> ACTIVITY: Output all of the entries below precisely as written.

Element data from apps and pages:

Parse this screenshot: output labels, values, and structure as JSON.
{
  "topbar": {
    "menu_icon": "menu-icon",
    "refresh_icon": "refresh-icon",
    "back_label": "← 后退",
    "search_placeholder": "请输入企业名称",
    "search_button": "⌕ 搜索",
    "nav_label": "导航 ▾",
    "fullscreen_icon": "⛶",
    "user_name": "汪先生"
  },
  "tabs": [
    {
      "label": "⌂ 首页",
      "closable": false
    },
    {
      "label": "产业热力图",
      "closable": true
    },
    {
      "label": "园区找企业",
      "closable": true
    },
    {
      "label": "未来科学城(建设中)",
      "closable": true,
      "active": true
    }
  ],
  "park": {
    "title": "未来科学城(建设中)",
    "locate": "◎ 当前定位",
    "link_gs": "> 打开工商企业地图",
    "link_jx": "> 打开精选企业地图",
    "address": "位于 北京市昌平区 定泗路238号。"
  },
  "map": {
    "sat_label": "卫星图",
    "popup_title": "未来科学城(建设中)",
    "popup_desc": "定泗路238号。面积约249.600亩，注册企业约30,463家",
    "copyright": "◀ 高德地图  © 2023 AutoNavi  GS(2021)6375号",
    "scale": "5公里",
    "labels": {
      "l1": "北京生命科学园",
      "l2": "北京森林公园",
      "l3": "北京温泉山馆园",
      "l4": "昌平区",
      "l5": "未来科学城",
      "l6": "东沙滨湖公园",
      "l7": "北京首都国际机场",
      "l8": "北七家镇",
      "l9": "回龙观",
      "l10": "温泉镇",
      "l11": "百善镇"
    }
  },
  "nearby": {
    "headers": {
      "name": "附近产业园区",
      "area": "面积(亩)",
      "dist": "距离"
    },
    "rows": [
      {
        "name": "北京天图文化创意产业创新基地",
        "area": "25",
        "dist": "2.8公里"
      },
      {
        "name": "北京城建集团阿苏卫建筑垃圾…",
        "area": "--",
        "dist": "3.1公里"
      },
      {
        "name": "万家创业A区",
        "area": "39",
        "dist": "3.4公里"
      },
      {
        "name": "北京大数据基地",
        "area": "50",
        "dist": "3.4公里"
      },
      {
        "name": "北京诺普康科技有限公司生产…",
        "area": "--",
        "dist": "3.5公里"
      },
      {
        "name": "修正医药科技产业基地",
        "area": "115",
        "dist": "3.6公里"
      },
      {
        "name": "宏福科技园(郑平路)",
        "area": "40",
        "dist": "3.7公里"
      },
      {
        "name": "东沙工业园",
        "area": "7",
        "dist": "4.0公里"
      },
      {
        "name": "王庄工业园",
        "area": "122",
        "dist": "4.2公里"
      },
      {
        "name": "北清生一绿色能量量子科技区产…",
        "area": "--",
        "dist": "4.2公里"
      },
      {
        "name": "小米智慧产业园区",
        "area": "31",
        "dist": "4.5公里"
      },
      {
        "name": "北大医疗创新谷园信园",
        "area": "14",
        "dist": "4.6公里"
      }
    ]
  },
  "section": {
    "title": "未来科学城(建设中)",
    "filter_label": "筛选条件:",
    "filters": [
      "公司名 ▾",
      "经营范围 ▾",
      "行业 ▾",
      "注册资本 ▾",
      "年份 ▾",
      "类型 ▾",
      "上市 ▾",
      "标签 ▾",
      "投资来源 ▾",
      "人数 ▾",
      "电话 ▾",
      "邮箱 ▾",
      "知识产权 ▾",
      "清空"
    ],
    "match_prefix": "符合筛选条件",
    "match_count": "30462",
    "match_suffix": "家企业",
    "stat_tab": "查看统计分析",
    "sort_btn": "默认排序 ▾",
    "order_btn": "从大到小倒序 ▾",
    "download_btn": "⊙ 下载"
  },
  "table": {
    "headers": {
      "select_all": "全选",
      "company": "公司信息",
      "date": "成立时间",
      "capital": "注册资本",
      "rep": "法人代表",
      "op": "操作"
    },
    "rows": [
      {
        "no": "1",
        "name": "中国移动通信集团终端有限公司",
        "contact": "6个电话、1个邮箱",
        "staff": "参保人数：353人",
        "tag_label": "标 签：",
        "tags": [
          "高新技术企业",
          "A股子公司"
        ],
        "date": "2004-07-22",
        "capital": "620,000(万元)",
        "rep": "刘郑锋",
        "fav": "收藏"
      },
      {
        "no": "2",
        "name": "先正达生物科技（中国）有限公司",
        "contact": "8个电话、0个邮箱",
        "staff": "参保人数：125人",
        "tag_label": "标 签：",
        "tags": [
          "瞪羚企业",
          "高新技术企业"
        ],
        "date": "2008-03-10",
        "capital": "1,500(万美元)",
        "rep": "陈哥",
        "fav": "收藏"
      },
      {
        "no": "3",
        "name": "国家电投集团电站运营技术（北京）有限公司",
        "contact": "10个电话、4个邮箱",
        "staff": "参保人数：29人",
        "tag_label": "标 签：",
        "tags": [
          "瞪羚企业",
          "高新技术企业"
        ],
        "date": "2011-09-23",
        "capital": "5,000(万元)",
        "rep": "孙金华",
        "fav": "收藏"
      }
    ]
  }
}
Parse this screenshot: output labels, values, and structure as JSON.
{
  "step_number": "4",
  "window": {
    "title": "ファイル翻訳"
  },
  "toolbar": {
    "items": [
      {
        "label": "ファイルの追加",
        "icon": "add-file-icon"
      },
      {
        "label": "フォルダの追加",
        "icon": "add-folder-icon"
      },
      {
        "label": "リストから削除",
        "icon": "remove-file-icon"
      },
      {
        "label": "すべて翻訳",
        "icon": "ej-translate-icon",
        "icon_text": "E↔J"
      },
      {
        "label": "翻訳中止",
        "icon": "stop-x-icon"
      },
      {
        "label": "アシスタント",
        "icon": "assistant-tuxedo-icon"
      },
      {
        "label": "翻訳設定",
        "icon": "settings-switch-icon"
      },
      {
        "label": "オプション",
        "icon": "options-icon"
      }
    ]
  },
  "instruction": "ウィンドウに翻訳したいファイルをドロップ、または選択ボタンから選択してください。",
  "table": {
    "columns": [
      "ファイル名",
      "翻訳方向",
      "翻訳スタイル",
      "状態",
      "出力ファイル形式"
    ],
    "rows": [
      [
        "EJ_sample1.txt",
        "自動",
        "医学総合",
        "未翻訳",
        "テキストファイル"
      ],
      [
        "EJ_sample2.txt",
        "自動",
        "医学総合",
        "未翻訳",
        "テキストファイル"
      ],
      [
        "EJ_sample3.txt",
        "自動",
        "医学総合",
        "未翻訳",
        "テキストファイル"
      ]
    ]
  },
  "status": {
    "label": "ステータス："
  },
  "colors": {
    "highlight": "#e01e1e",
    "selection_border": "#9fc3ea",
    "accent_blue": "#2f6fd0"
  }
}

> YOUR RESPONSE:
Parse this screenshot: output labels, values, and structure as JSON.
{
  "topbar": {
    "menu_icon": "menu-icon",
    "refresh_icon": "refresh-icon",
    "back_label": "← 后退",
    "search_placeholder": "请输入企业名称",
    "search_button": "⌕ 搜索",
    "nav_label": "导航 ▾",
    "fullscreen_icon": "⛶",
    "user_name": "汪先生"
  },
  "tabs": [
    {
      "label": "⌂ 首页",
      "closable": false
    },
    {
      "label": "产业热力图",
      "closable": true
    },
    {
      "label": "园区找企业",
      "closable": true
    },
    {
      "label": "未来科学城(建设中)",
      "closable": true,
      "active": true
    }
  ],
  "park": {
    "title": "未来科学城(建设中)",
    "locate": "◎ 当前定位",
    "link_gs": "> 打开工商企业地图",
    "link_jx": "> 打开精选企业地图",
    "address": "位于 北京市昌平区 定泗路238号。"
  },
  "map": {
    "sat_label": "卫星图",
    "popup_title": "未来科学城(建设中)",
    "popup_desc": "定泗路238号。面积约249.600亩，注册企业约30,463家",
    "copyright": "◀ 高德地图  © 2023 AutoNavi  GS(2021)6375号",
    "scale": "5公里",
    "labels": {
      "l1": "北京生命科学园",
      "l2": "北京森林公园",
      "l3": "北京温泉山馆园",
      "l4": "昌平区",
      "l5": "未来科学城",
      "l6": "东沙滨湖公园",
      "l7": "北京首都国际机场",
      "l8": "北七家镇",
      "l9": "回龙观",
      "l10": "温泉镇",
      "l11": "百善镇"
    }
  },
  "nearby": {
    "headers": {
      "name": "附近产业园区",
      "area": "面积(亩)",
      "dist": "距离"
    },
    "rows": [
      {
        "name": "北京天图文化创意产业创新基地",
        "area": "25",
        "dist": "2.8公里"
      },
      {
        "name": "北京城建集团阿苏卫建筑垃圾…",
        "area": "--",
        "dist": "3.1公里"
      },
      {
        "name": "万家创业A区",
        "area": "39",
        "dist": "3.4公里"
      },
      {
        "name": "北京大数据基地",
        "area": "50",
        "dist": "3.4公里"
      },
      {
        "name": "北京诺普康科技有限公司生产…",
        "area": "--",
        "dist": "3.5公里"
      },
      {
        "name": "修正医药科技产业基地",
        "area": "115",
        "dist": "3.6公里"
      },
      {
        "name": "宏福科技园(郑平路)",
        "area": "40",
        "dist": "3.7公里"
      },
      {
        "name": "东沙工业园",
        "area": "7",
        "dist": "4.0公里"
      },
      {
        "name": "王庄工业园",
        "area": "122",
        "dist": "4.2公里"
      },
      {
        "name": "北清生一绿色能量量子科技区产…",
        "area": "--",
        "dist": "4.2公里"
      },
      {
        "name": "小米智慧产业园区",
        "area": "31",
        "dist": "4.5公里"
      },
      {
        "name": "北大医疗创新谷园信园",
        "area": "14",
        "dist": "4.6公里"
      }
    ]
  },
  "section": {
    "title": "未来科学城(建设中)",
    "filter_label": "筛选条件:",
    "filters": [
      "公司名 ▾",
      "经营范围 ▾",
      "行业 ▾",
      "注册资本 ▾",
      "年份 ▾",
      "类型 ▾",
      "上市 ▾",
      "标签 ▾",
      "投资来源 ▾",
      "人数 ▾",
      "电话 ▾",
      "邮箱 ▾",
      "知识产权 ▾",
      "清空"
    ],
    "match_prefix": "符合筛选条件",
    "match_count": "30462",
    "match_suffix": "家企业",
    "stat_tab": "查看统计分析",
    "sort_btn": "默认排序 ▾",
    "order_btn": "从大到小倒序 ▾",
    "download_btn": "⊙ 下载"
  },
  "table": {
    "headers": {
      "select_all": "全选",
      "company": "公司信息",
      "date": "成立时间",
      "capital": "注册资本",
      "rep": "法人代表",
      "op": "操作"
    },
    "rows": [
      {
        "no": "1",
        "name": "中国移动通信集团终端有限公司",
        "contact": "6个电话、1个邮箱",
        "staff": "参保人数：353人",
        "tag_label": "标 签：",
        "tags": [
          "高新技术企业",
          "A股子公司"
        ],
        "date": "2004-07-22",
        "capital": "620,000(万元)",
        "rep": "刘郑锋",
        "fav": "收藏"
      },
      {
        "no": "2",
        "name": "先正达生物科技（中国）有限公司",
        "contact": "8个电话、0个邮箱",
        "staff": "参保人数：125人",
        "tag_label": "标 签：",
        "tags": [
          "瞪羚企业",
          "高新技术企业"
        ],
        "date": "2008-03-10",
        "capital": "1,500(万美元)",
        "rep": "陈哥",
        "fav": "收藏"
      },
      {
        "no": "3",
        "name": "国家电投集团电站运营技术（北京）有限公司",
        "contact": "10个电话、4个邮箱",
        "staff": "参保人数：29人",
        "tag_label": "标 签：",
        "tags": [
          "瞪羚企业",
          "高新技术企业"
        ],
        "date": "2011-09-23",
        "capital": "5,000(万元)",
        "rep": "孙金华",
        "fav": "收藏"
      }
    ]
  }
}
Parse this screenshot: output labels, values, and structure as JSON.
{
  "step_number": "4",
  "window": {
    "title": "ファイル翻訳"
  },
  "toolbar": {
    "items": [
      {
        "label": "ファイルの追加",
        "icon": "add-file-icon"
      },
      {
        "label": "フォルダの追加",
        "icon": "add-folder-icon"
      },
      {
        "label": "リストから削除",
        "icon": "remove-file-icon"
      },
      {
        "label": "すべて翻訳",
        "icon": "ej-translate-icon",
        "icon_text": "E↔J"
      },
      {
        "label": "翻訳中止",
        "icon": "stop-x-icon"
      },
      {
        "label": "アシスタント",
        "icon": "assistant-tuxedo-icon"
      },
      {
        "label": "翻訳設定",
        "icon": "settings-switch-icon"
      },
      {
        "label": "オプション",
        "icon": "options-icon"
      }
    ]
  },
  "instruction": "ウィンドウに翻訳したいファイルをドロップ、または選択ボタンから選択してください。",
  "table": {
    "columns": [
      "ファイル名",
      "翻訳方向",
      "翻訳スタイル",
      "状態",
      "出力ファイル形式"
    ],
    "rows": [
      [
        "EJ_sample1.txt",
        "自動",
        "医学総合",
        "未翻訳",
        "テキストファイル"
      ],
      [
        "EJ_sample2.txt",
        "自動",
        "医学総合",
        "未翻訳",
        "テキストファイル"
      ],
      [
        "EJ_sample3.txt",
        "自動",
        "医学総合",
        "未翻訳",
        "テキストファイル"
      ]
    ]
  },
  "status": {
    "label": "ステータス："
  },
  "colors": {
    "highlight": "#e01e1e",
    "selection_border": "#9fc3ea",
    "accent_blue": "#2f6fd0"
  }
}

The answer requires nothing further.